So enough blathering....let's get down to the cookbooks.  My latest purchase is The Pioneer Woman Cooks: Recipes from an Accidental Country Girl, by Ree Drummond.  I read it during our recent roadtrip; it has great passages about life on the ranch and living with real, honest-to-goodness cowboys.  Not to mention some great recipes picturing every step along the way!

My all-time-favorite slow-cooker cookbook is The Busy Mom's Slow Cooker Cookbook, by Jyl Steinback.  We use the pork meatballs-and-sauerkraut recipe every New Year's Day!  There are vegetarian options, side dishes, bonus recipes...and each and every recipe has a SHOPPING LIST!  Thank you, Jyl, for making my life that much easier!

An oldie-but-a-goodie is the 1981 edition of Better Homes and Gardens' New Cook Book.  It has my go-to recipes for chocolate chip and spritz cookies, lemon curd, and how to cook cuts of meat with which I'm unfamiliar.  I even got the 2006 edition...but I haven't used that yet!

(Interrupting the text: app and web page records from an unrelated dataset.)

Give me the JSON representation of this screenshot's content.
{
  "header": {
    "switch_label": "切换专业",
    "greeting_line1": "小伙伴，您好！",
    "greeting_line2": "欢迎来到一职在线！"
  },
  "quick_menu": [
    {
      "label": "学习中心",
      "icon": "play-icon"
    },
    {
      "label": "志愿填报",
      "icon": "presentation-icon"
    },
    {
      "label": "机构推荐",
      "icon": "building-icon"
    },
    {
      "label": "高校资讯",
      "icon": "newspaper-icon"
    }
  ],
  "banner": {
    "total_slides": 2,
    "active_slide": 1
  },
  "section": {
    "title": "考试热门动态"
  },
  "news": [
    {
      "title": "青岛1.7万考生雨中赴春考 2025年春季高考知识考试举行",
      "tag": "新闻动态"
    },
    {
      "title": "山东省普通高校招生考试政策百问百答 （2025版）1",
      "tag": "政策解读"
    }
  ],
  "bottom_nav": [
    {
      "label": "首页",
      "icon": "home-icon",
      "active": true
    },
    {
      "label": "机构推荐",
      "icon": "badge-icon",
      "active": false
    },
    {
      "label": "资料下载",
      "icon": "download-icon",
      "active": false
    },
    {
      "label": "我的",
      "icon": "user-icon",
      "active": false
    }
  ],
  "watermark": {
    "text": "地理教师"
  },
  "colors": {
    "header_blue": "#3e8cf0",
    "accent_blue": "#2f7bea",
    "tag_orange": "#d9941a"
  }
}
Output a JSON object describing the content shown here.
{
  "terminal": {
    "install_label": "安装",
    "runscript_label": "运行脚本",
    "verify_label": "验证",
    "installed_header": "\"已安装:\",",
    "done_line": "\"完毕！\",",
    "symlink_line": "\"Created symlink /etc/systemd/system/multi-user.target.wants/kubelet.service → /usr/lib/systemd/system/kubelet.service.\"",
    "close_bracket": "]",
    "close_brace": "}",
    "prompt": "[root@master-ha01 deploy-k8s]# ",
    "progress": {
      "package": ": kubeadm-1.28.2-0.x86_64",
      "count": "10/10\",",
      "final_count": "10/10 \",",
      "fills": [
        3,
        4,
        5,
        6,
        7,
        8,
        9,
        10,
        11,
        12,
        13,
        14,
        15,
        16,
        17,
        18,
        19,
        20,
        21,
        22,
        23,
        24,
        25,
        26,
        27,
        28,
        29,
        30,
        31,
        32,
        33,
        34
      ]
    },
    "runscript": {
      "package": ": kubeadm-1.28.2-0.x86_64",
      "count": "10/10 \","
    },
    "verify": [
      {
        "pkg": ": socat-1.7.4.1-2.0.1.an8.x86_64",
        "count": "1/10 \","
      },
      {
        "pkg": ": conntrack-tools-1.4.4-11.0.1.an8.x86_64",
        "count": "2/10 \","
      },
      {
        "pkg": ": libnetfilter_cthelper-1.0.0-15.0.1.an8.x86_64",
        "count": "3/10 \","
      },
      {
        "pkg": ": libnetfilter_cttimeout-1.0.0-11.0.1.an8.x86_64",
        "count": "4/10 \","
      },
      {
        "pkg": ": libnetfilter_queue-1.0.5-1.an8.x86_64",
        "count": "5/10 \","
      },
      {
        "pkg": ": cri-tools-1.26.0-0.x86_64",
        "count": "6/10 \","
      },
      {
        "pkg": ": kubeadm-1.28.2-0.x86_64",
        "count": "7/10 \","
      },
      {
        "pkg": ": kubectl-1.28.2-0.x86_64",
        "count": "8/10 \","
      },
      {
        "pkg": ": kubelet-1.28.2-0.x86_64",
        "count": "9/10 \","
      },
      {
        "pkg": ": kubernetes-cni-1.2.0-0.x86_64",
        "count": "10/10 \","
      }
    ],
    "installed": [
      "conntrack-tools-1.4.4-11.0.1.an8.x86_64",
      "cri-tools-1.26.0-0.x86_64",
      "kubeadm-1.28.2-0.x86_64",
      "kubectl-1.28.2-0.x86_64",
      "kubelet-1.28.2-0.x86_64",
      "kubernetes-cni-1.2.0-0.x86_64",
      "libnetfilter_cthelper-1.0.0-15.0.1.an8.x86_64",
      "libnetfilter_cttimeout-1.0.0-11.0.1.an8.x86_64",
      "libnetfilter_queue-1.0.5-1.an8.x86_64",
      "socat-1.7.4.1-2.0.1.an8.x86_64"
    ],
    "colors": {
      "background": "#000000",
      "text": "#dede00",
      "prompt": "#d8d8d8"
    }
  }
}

I was addicted to Gooseberry Patch cookbooks for over a decade, and their seasonal cookbooks still get pulled out four times a year.  The two I use year-round are Country Quick & Easy and In the Kitchen with Family and Friends

Another all-time favorite, especially during the school year:  The Four Ingredient Cookbooks.  Literally four ingredients per recipe...doesn't get much easier than that!

Magazine cookbooks are usually pretty good, too.  I like the Woman's Day Cookbook, and keep meaning to use the Investment Cooking section sometime (cook all weekend and freeze a bunch for later).

Last, but not least, is an example of my favorite kind of cookbook:  the organization publications.  You know, the ones that churches, bowling leagues, fraternal groups, etc. publish for fundraisers.  You can find the best home cooking recipes in these!  I get them at garage and estate sales, plus I've inherited a few.

I've got over three bookshelves full of cookbooks, and collect even more recipes from magazines.  They make for good reading, and even better cooking!  Hope you've enjoyed this little foray into my kitchen and my "outside reading"!